2 in 5 university students attend cram schoolsKorea is famous for its elaborate cram school industry, with hundreds of thousands of students heading to school after they finish school every day in a bid to get into a prestigious university.
The cram school market now extends to job seekers - two in every five university seniors are now enrolled in cram schools, spending 2 million won ($1,670) per year to receive help in applying for jobs, according to a local survey.
Job search website Job Korea and Albamon, its subsidiary website for part-time jobs, conducted a survey on 1,080 junior and senior university students this month. Among them, 38.2 percent, or 413 people, replied they have experience enrolling in cram schools related to job seeking or applications in the past year.

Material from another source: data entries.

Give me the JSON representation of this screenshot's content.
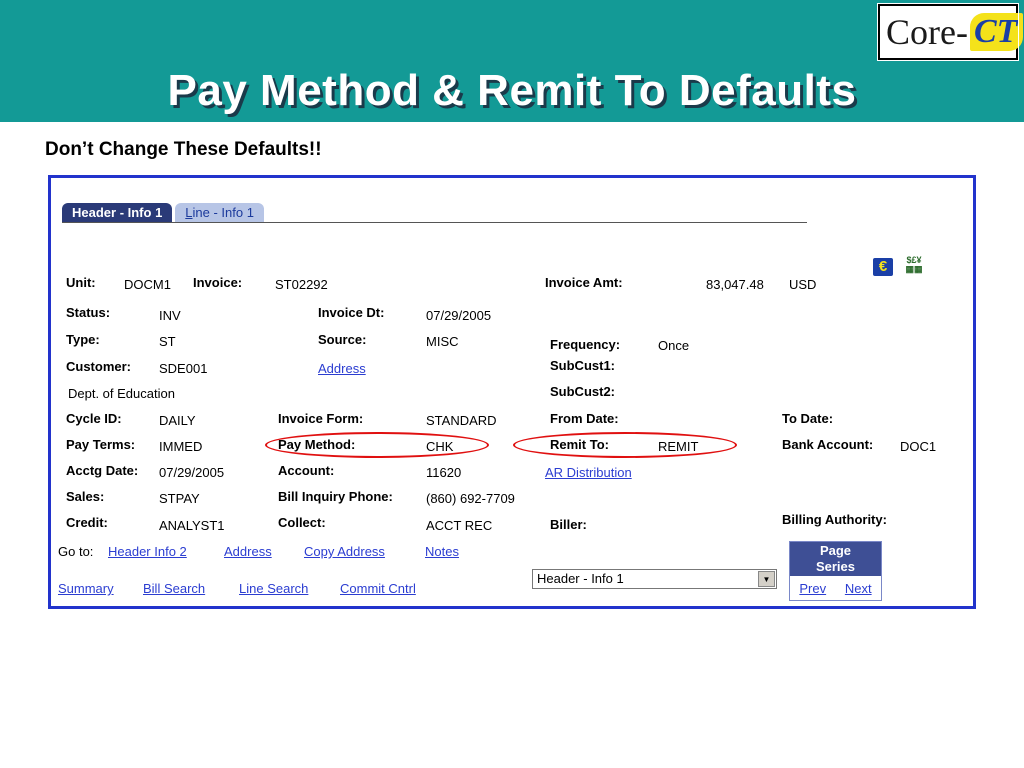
{
  "slide": {
    "title": "Pay Method & Remit To Defaults",
    "subtitle": "Don’t Change These Defaults!!",
    "logo_core": "Core-",
    "logo_ct": "CT",
    "colors": {
      "banner": "#139a96",
      "frame": "#2233cc",
      "circle": "#e01010"
    }
  },
  "tabs": {
    "active": "Header - Info 1",
    "inactive_first": "L",
    "inactive_rest": "ine - Info 1"
  },
  "icons": {
    "euro": "€",
    "currency_top": "$£¥",
    "currency_bottom": "▦▦"
  },
  "fields": {
    "unit_label": "Unit:",
    "unit": "DOCM1",
    "invoice_label": "Invoice:",
    "invoice": "ST02292",
    "invoice_amt_label": "Invoice Amt:",
    "invoice_amt": "83,047.48",
    "currency": "USD",
    "status_label": "Status:",
    "status": "INV",
    "invoice_dt_label": "Invoice Dt:",
    "invoice_dt": "07/29/2005",
    "type_label": "Type:",
    "type": "ST",
    "source_label": "Source:",
    "source": "MISC",
    "frequency_label": "Frequency:",
    "frequency": "Once",
    "customer_label": "Customer:",
    "customer": "SDE001",
    "address_link": "Address",
    "subcust1_label": "SubCust1:",
    "dept": "Dept. of Education",
    "subcust2_label": "SubCust2:",
    "cycle_label": "Cycle ID:",
    "cycle": "DAILY",
    "invoice_form_label": "Invoice Form:",
    "invoice_form": "STANDARD",
    "from_date_label": "From Date:",
    "to_date_label": "To Date:",
    "pay_terms_label": "Pay Terms:",
    "pay_terms": "IMMED",
    "pay_method_label": "Pay Method:",
    "pay_method": "CHK",
    "remit_to_label": "Remit To:",
    "remit_to": "REMIT",
    "bank_account_label": "Bank Account:",
    "bank_account": "DOC1",
    "acctg_date_label": "Acctg Date:",
    "acctg_date": "07/29/2005",
    "account_label": "Account:",
    "account": "11620",
    "ar_distribution_link": "AR Distribution",
    "sales_label": "Sales:",
    "sales": "STPAY",
    "bill_inquiry_label": "Bill Inquiry Phone:",
    "bill_inquiry": "(860) 692-7709",
    "credit_label": "Credit:",
    "credit": "ANALYST1",
    "collect_label": "Collect:",
    "collect": "ACCT REC",
    "biller_label": "Biller:",
    "billing_authority_label": "Billing Authority:"
  },
  "goto": {
    "label": "Go to:",
    "links": [
      "Header Info 2",
      "Address",
      "Copy Address",
      "Notes"
    ]
  },
  "bottom_links": [
    "Summary",
    "Bill Search",
    "Line Search",
    "Commit Cntrl"
  ],
  "select": {
    "value": "Header - Info 1",
    "arrow": "▼"
  },
  "page_series": {
    "title_line1": "Page",
    "title_line2": "Series",
    "prev": "Prev",
    "next": "Next"
  }
}
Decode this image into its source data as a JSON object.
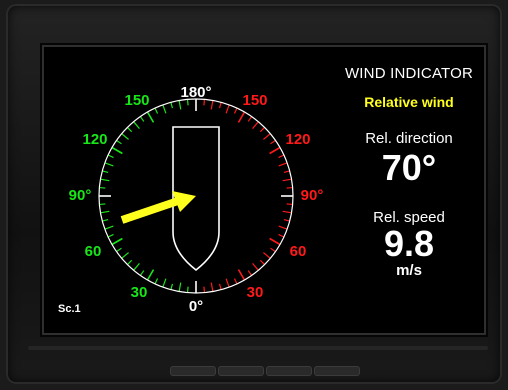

When the company ran the same survey three years ago, the ratio of positive replies was smaller, at 18.2 percent. But for those who received paid assistance, the average spending slightly fell from 2.23 million won in 2016 to 2.05 million won a year.
On what kind of services they received, half of the 413 respondents said they enrolled in lectures to study for licenses or certificate tests related to their major. Thirty percent had received professional consulting services such as editing motivation letters while 25 percent took classes to receive better grades in English assessment tests like the Test of English for International Communication (Toeic). Multiple answers were allowed.
The results were slightly different from three years ago, when English classes proved to be the most popular with one-third of the votes. Job Korea explained that behind this change was a shift in hiring trends to give more points to applicants that had more knowledge or experience in the specific job sector they applied for, rather than “jack-of-all-trade” candidates with many different skill sets like high English test scores or perfect grades.
Among the 61.8 percent of respondents, or 667 people, who said they visited cram schools in the past year, 64.5 percent said it was because they weren’t financially stable enough to do so. Thirty-three percent said they weren’t convinced the courses would help. Multiple answers were allowed.
BY SONG KYOUNG-SON [firstname.lastname@example.org]